Lord of the Rings Location Guidebook, Ian Brodie. For possible New Zealand trip.

Respect the Spindle, Abby Franquemont. Because I’m trying to actually learn more about spinning rather than just doing it.

Handspindles, Bette Hochberg. Ditto.

The Book of Kells. The guidebook from the Trinity Library exhibit, just because.

Celtic Heritage, Alwyn Rees and Brinley Rees. Still in absorbing mode from various early Ireland research.

Early Celtic Art in Ireland, Eammon P. Kelly. Ditto.

This will probably all change in a couple of months.



A little context

November 15, 2019

Now that Badlands Witch is out…  That’s the reason I took that sudden quick research roadtrip to South Dakota last June. And another post here. I really like travel, I like research, and South Dakota is a day’s drive away, so I just did it.  A bunch of what I saw ended up in the story, so it was really worthwhile. Even getting the tedious drive into the story made the trip worth it.

I did the research trip to Donner Pass for Dark Divide back in 2015, which tells you just how long I was working on that story.

And I seem to be systematically sending Cormac and Amelia around to various National Forests for their adventures. Maybe for the next one I should check my list of where I want to travel and make sure to set the story there…

Here is Deadwood, from the vantage of the Mt. Moriah Cemetery.

writing novellas

November 7, 2019

Have I talked yet about writing novellas, and how novellas have suddenly become a really big deal for me?  In 2019 – 2020, I’ll have published (just a sec, let me count) six new novellas. Prior to 2019, I think the number of novellas I published, in total, was three. (If you count Refuge of Dragons as a novella — it’s at about 41,000 words, which is technically novel length, but it feels like a novella to me.)

So what happened? Why am I suddenly writing a ton of novellas when I didn’t before?

Part of it is market forces. When I first started writing and submitting stories, I really only knew of three major markets that published novellas — the digest-sized SF&F magazines. And they generally printed one each month, and you’d be competing with folks like Connie Willis for those slots. So I just didn’t write novellas at all. Four to six thousand word short stories seemed to be my sweet spot and plenty of markets would publish those, so in a pure numbers game it made sense to focus on that.

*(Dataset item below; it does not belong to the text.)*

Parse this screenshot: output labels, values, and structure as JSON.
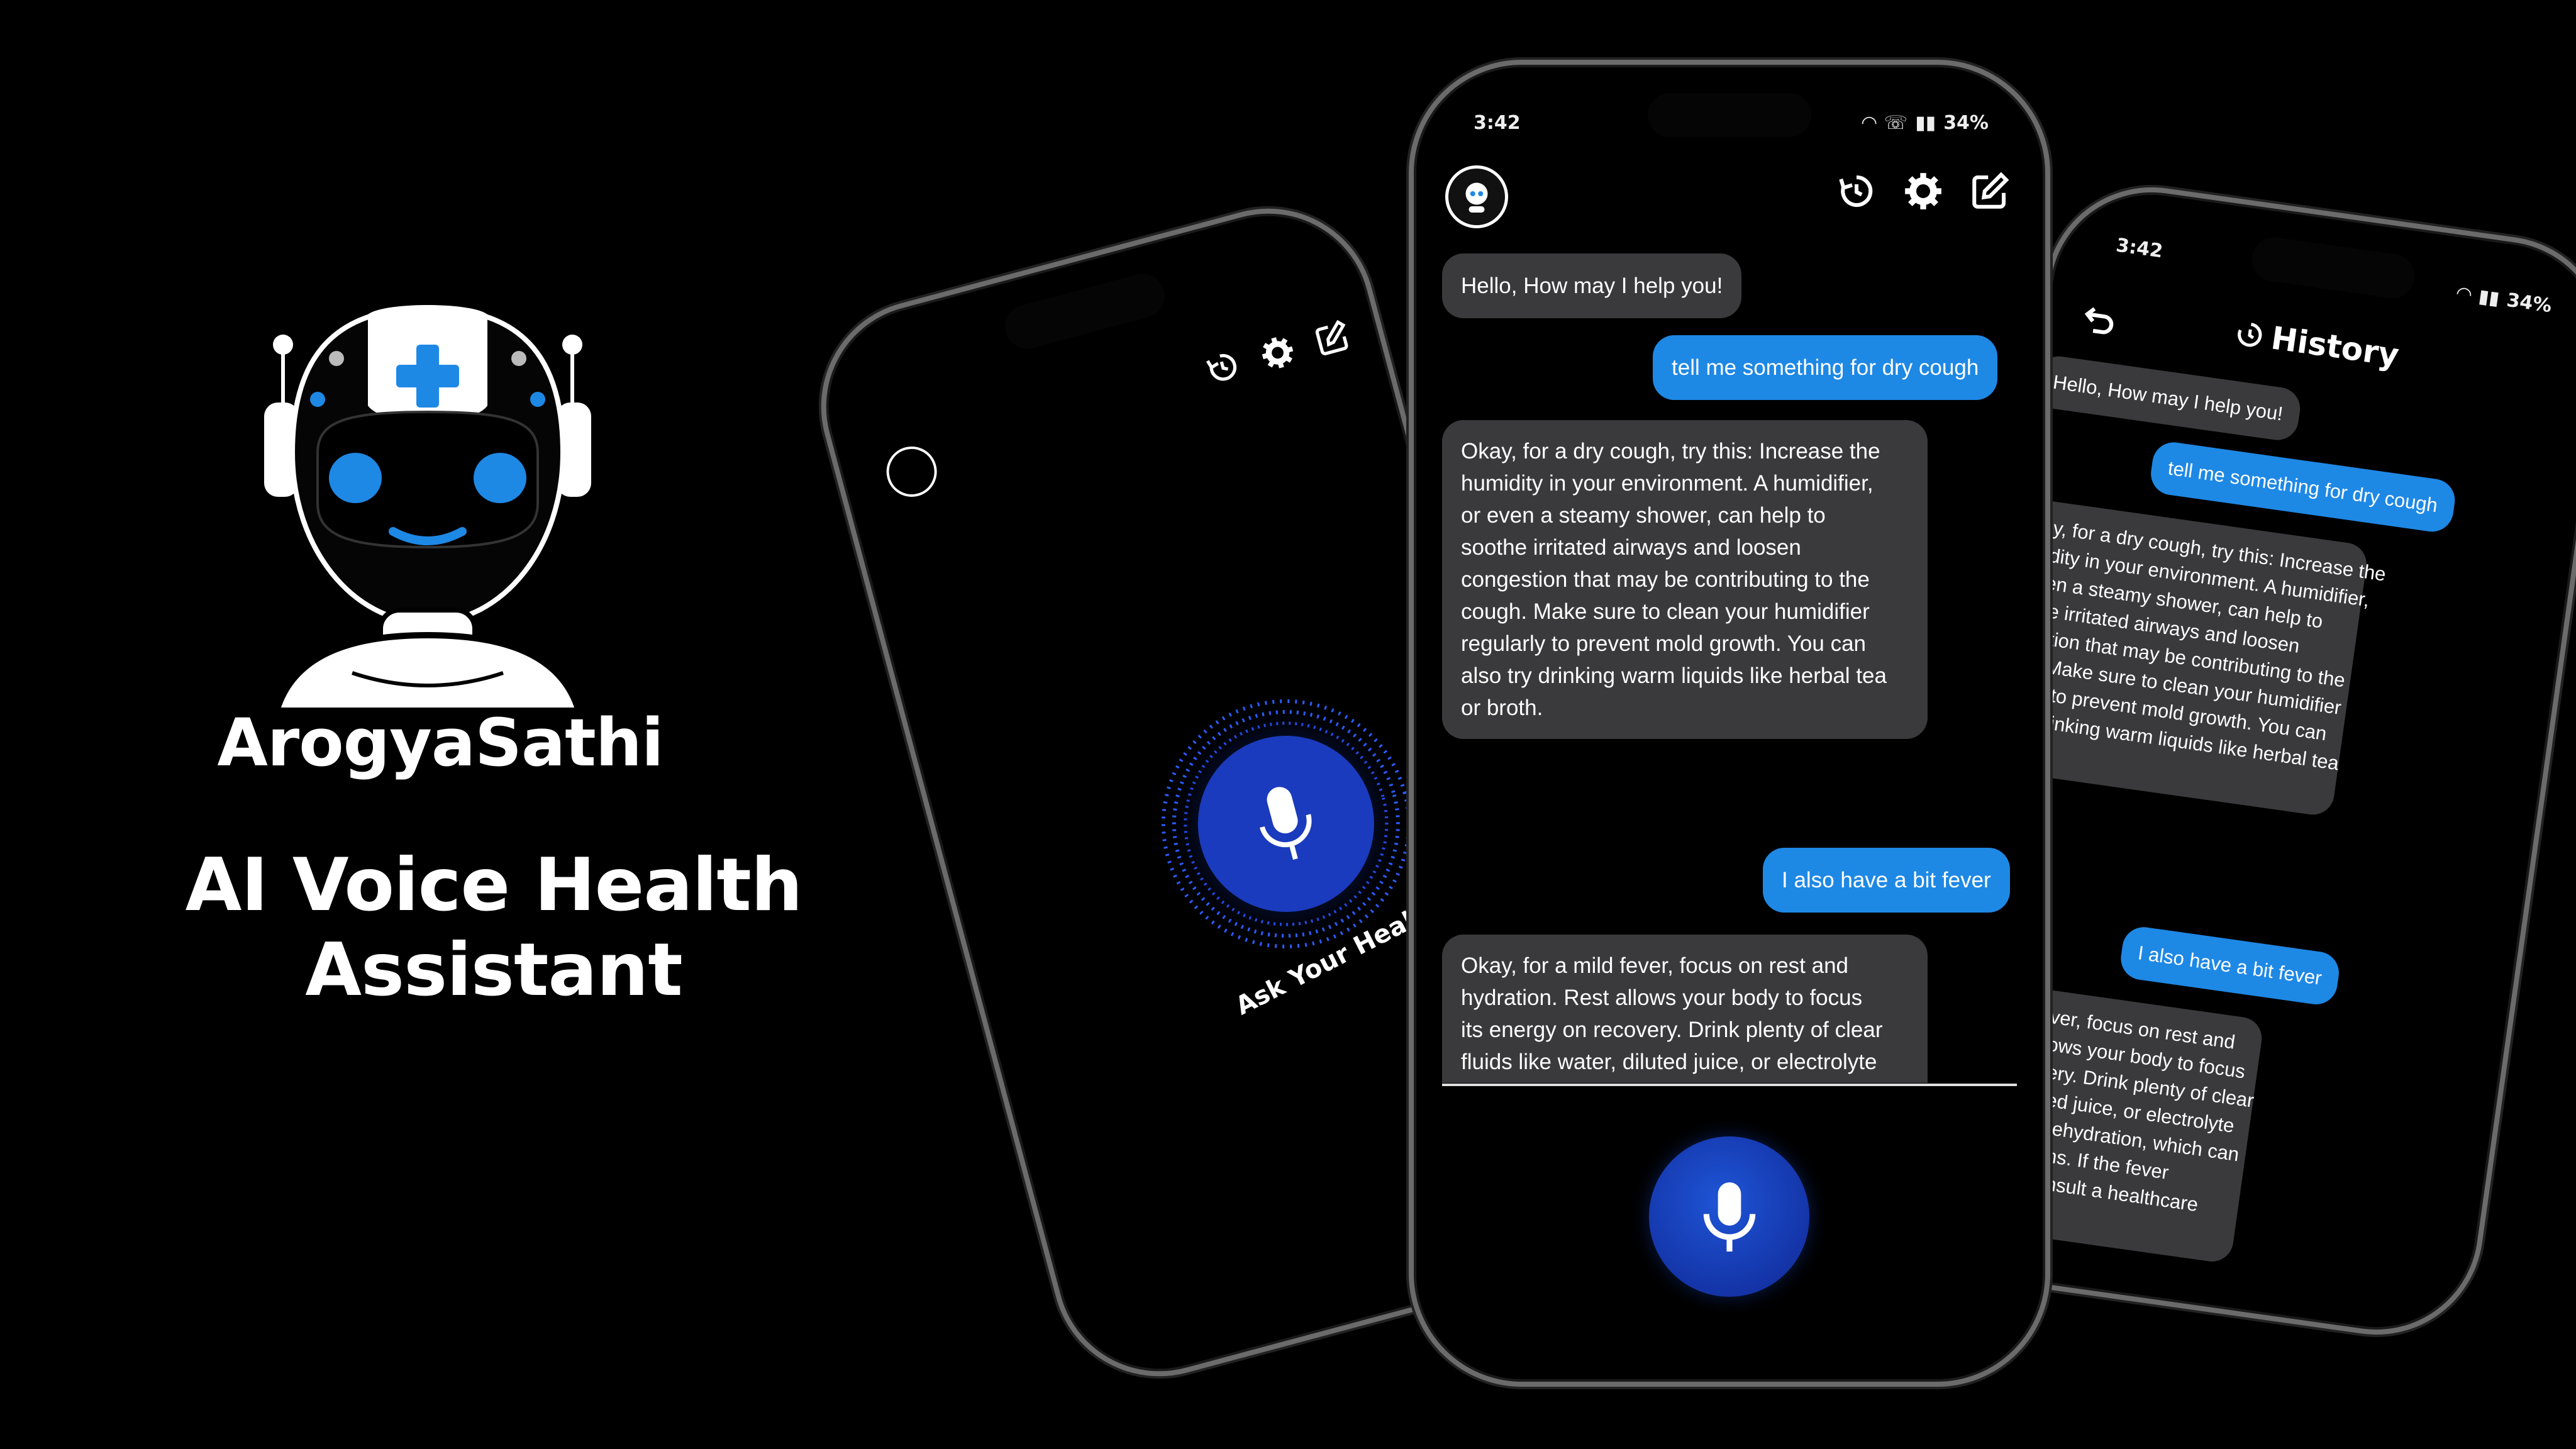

A lot’s changed since then. E-books have made novellas viable on both the traditional and self-pub fronts. I look at what Martha Wells did with the Murderbot Diaries, what Lois McMaster Bujold is doing with the Penric and Desdemona stories — building a big following with these nuggets of stories put out on a regular basis — and I think that’s great. Audio has also become a huge market for novellas.

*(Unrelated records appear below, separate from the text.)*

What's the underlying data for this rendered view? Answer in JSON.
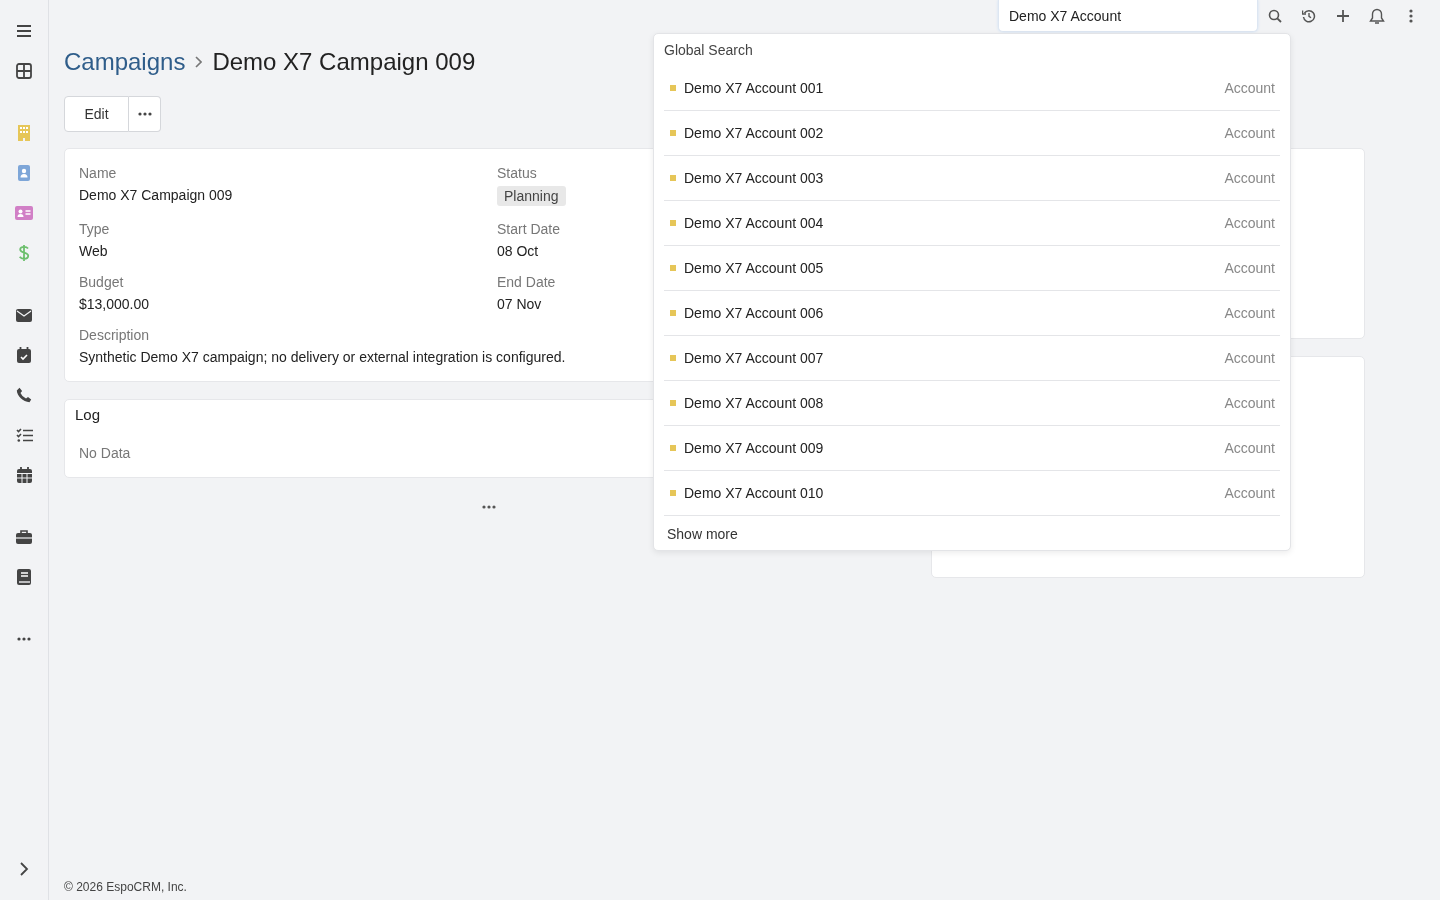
{
  "top_bar": {
    "search": {
      "value": "Demo X7 Account"
    }
  },
  "breadcrumb": {
    "parent": "Campaigns",
    "current": "Demo X7 Campaign 009"
  },
  "actions": {
    "edit": "Edit"
  },
  "fields": [
    {
      "label": "Name",
      "value": "Demo X7 Campaign 009",
      "kind": "text"
    },
    {
      "label": "Status",
      "value": "Planning",
      "kind": "badge"
    },
    {
      "label": "Type",
      "value": "Web",
      "kind": "text"
    },
    {
      "label": "Start Date",
      "value": "08 Oct",
      "kind": "text"
    },
    {
      "label": "Budget",
      "value": "$13,000.00",
      "kind": "text"
    },
    {
      "label": "End Date",
      "value": "07 Nov",
      "kind": "text"
    },
    {
      "label": "Description",
      "value": "Synthetic Demo X7 campaign; no delivery or external integration is configured.",
      "kind": "wide"
    }
  ],
  "log": {
    "title": "Log",
    "empty": "No Data"
  },
  "global_search": {
    "title": "Global Search",
    "results": [
      {
        "name": "Demo X7 Account 001",
        "type": "Account"
      },
      {
        "name": "Demo X7 Account 002",
        "type": "Account"
      },
      {
        "name": "Demo X7 Account 003",
        "type": "Account"
      },
      {
        "name": "Demo X7 Account 004",
        "type": "Account"
      },
      {
        "name": "Demo X7 Account 005",
        "type": "Account"
      },
      {
        "name": "Demo X7 Account 006",
        "type": "Account"
      },
      {
        "name": "Demo X7 Account 007",
        "type": "Account"
      },
      {
        "name": "Demo X7 Account 008",
        "type": "Account"
      },
      {
        "name": "Demo X7 Account 009",
        "type": "Account"
      },
      {
        "name": "Demo X7 Account 010",
        "type": "Account"
      }
    ],
    "more": "Show more"
  },
  "footer": "© 2026 EspoCRM, Inc."
}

The other part of it is creative frustration. I’ve talked about the Year of Stalled Projects, when I worked on a bunch of stuff that I had to move to the back burner for various reasons. 2018 was also a bit of a creative stall-out for me. One of the things I did at the end of 2018 was go back to that list of stalled projects from 2015 — and realize that maybe some of the projects I had thought were novels were actually novellas. One of those 3/4 finished novels? I streamlined it and got Dark Divide.  “Gremlin,” which appeared in Asimov’s SF earlier this year, was an idea from my novel file that I decided might be better served as a novella.  The Ghosts of Sherwood (due out next spring) was also an idea I had tucked away for years and years until I decided if I couldn’t get a novel out of it, maybe I could try a novella. And it worked.

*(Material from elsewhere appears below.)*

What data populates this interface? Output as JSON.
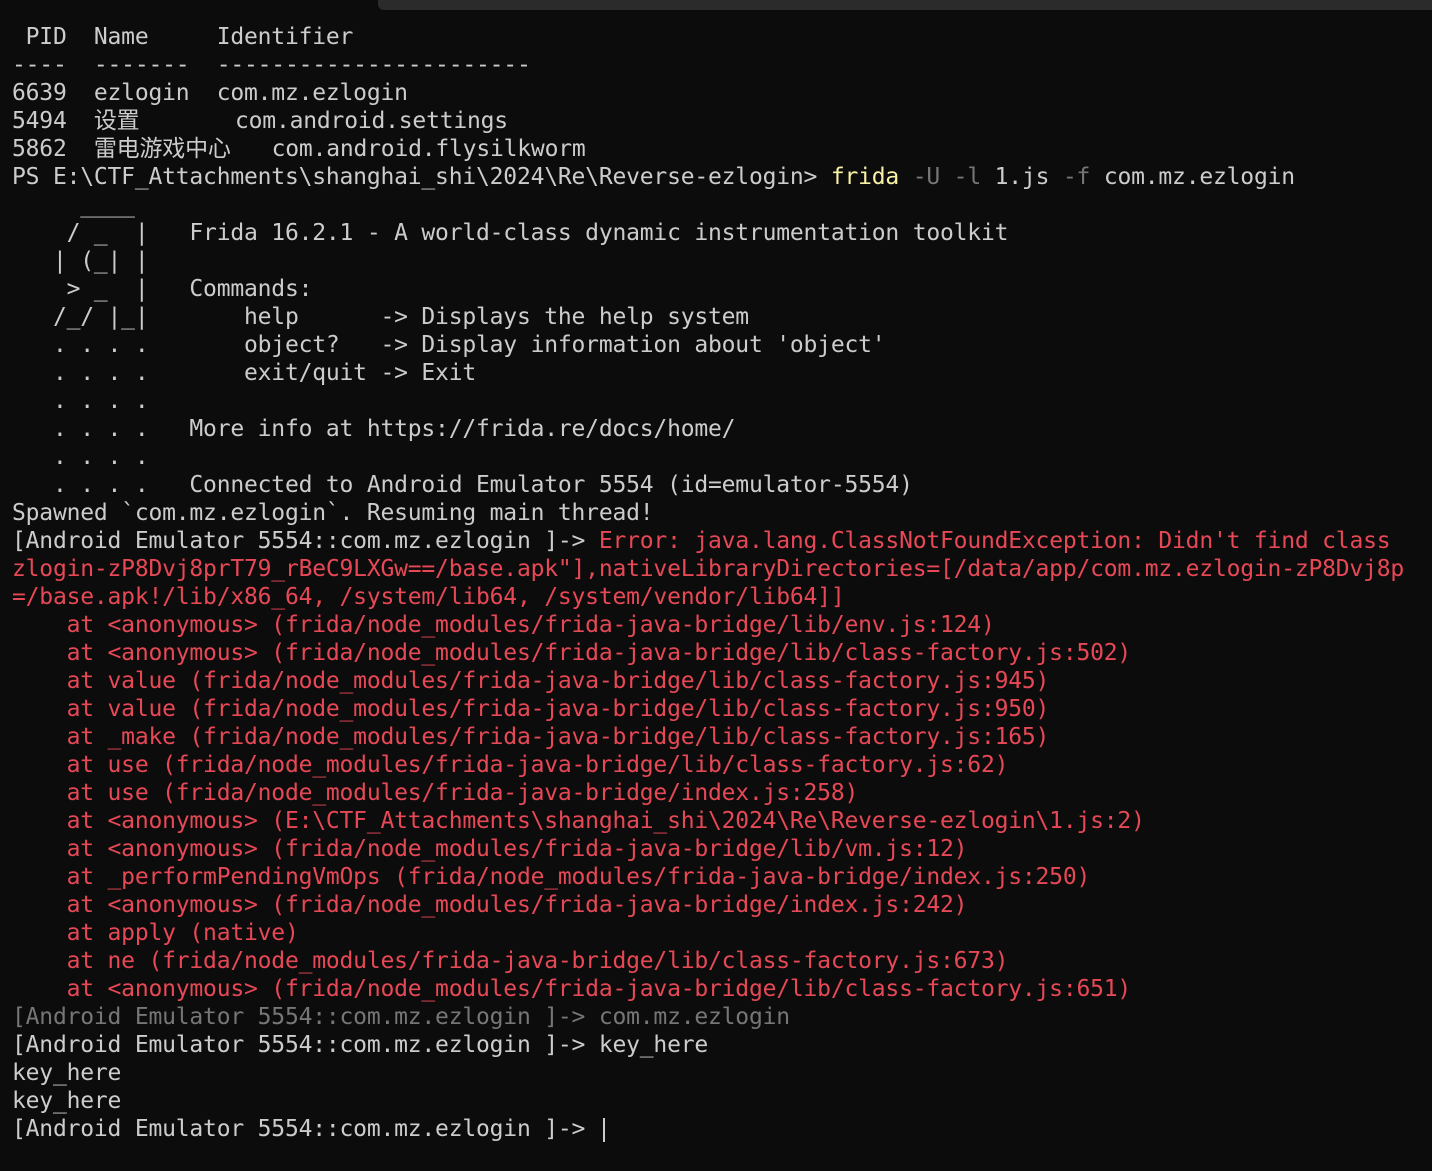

I don’t have a novel out in 2019, and it’s looking like I might not have one out in 2020 (but there’s one finished and in the hopper, so we’ll see).  But novellas have saved me. They’re faster to write than novels, but they still offer the satisfaction of big stories with multiple threads. It’s kind of the best of both worlds:  instant gratification and meaty storytelling.  I may be taking a break on the novel front, but I’m still working and still getting my stories out there, which feels great.

Here’s the list:

Gremlin (Asimov’s SF)

Dark Divide

Badlands Witch (due out next week!)

El Conquistador tel Tiempo (Part of The Immortal Conquistador, due out next spring)

The Ghosts of Sherwood

The Heirs of Locksley